"We’ve got to be tougher on Iran and we’ve got to fix the flaws in the deal," Johnson told Fox News.
The day before, the UK top diplomat warned against abandoning the nuclear agreement with Iran, saying that although the JCPOA has its weak points, it has the fewest disadvantages of all possible mechanisms to prevent Tehran from acquiring nuclear weapons.
Johnson is currently in Washington, DC on a two-day trip to discuss the issues related to Iran, Syria and North Korea, according to the Foreign Office. He will meet with US Vice President Mike Pence, National Security Adviser John Bolton and other senior officials.
The United States is expected to announce by the end of this week whether it will remain part of the deal.
On January 30, Trump asked Congress to address the flaws in the deal. Two weeks earlier, Trump had announced that he would waive sanctions on Tehran, as required under the JCPOA, for the last time. The United States is expected to announce its decision on the agreement before the May 12 deadline.

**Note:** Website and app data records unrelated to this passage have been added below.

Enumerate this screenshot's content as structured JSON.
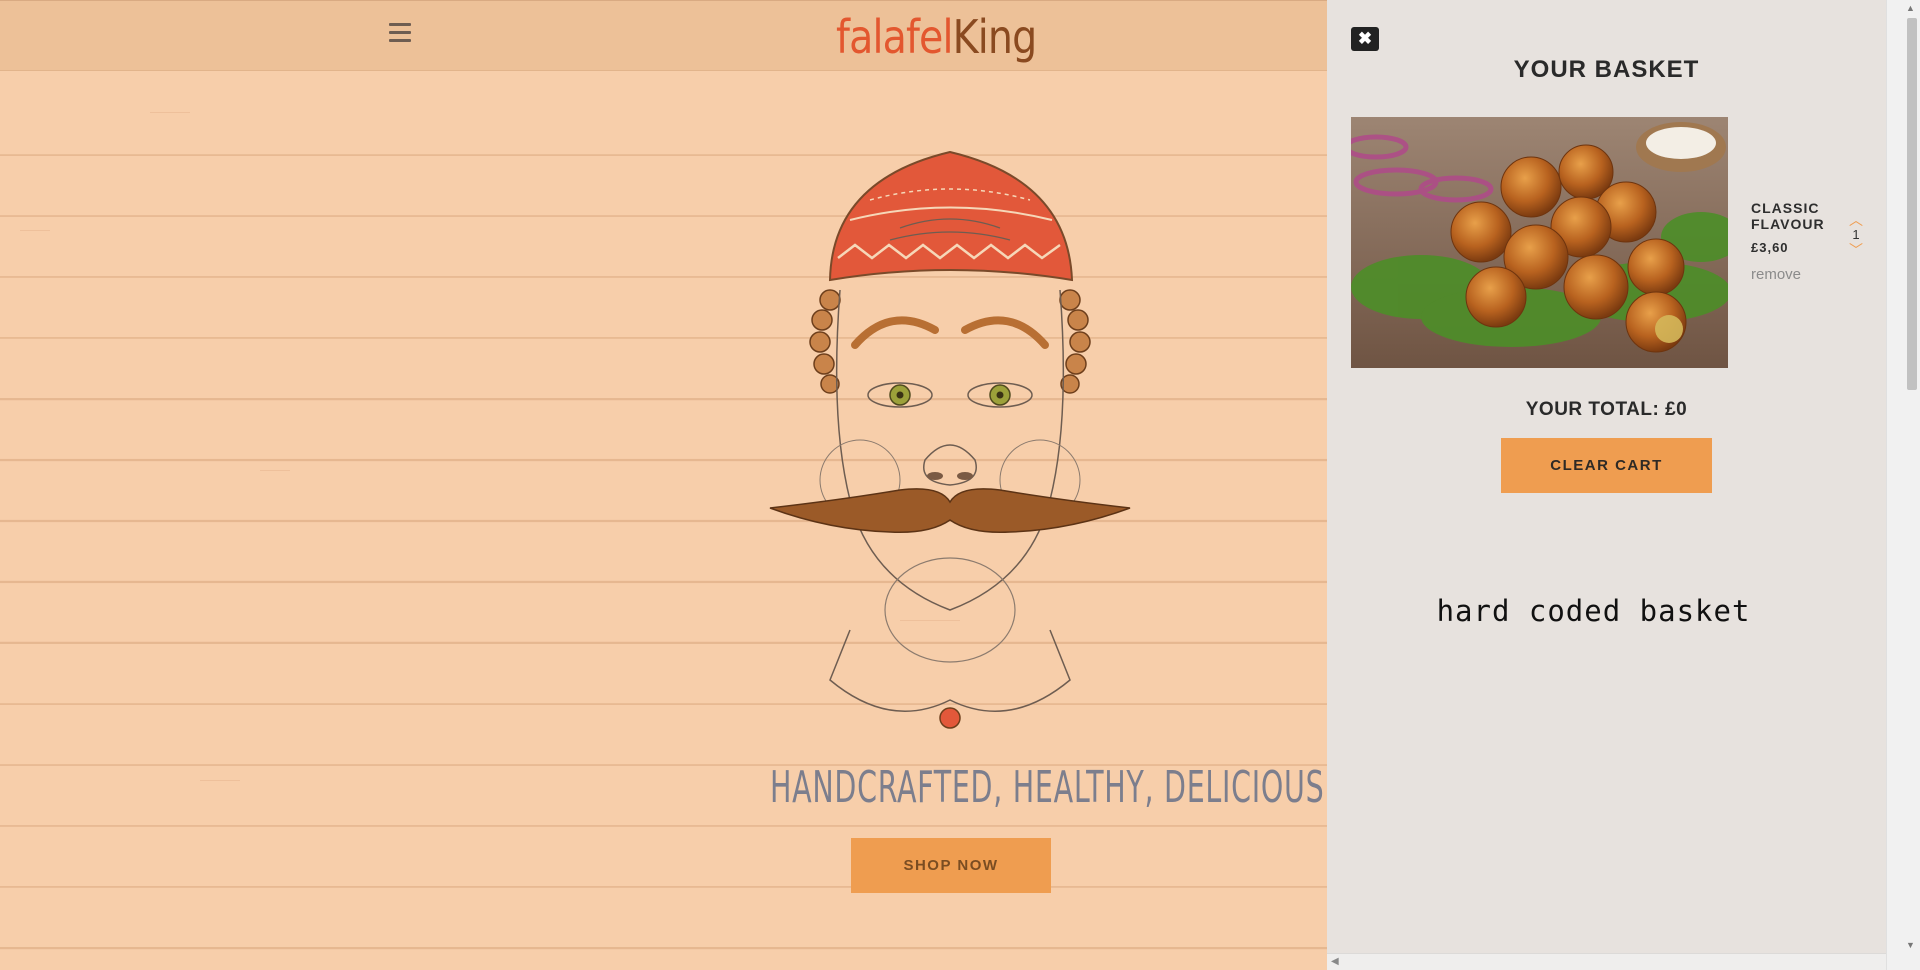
{
  "header": {
    "menu_icon": "hamburger-menu-icon",
    "logo_part1": "falafel",
    "logo_part2": "King"
  },
  "hero": {
    "tagline": "HANDCRAFTED, HEALTHY, DELICIOUS",
    "shop_button": "SHOP NOW"
  },
  "basket": {
    "close_icon": "close-icon",
    "title": "YOUR BASKET",
    "items": [
      {
        "name": "CLASSIC FLAVOUR",
        "price": "£3,60",
        "remove_label": "remove",
        "quantity": "1"
      }
    ],
    "total_label": "YOUR TOTAL: £0",
    "clear_button": "CLEAR CART",
    "note": "hard coded basket"
  },
  "colors": {
    "accent": "#ef9d50",
    "background": "#f7ceaa",
    "navbar": "#edc198",
    "panel": "#e7e2de",
    "logo_primary": "#e3572f",
    "logo_secondary": "#8a4a20"
  }
}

On July 14, 2015, the European Union and the P5+1 group of countries — China, Germany, France, Russia, the United Kingdom and the United States — signed the JCPOA with Tehran. The accord stipulated a gradual lifting of anti-Iranian sanctions in exchange for Tehran curbing its nuclear program and allowing inspections to ensure that the nature of the program is peaceful.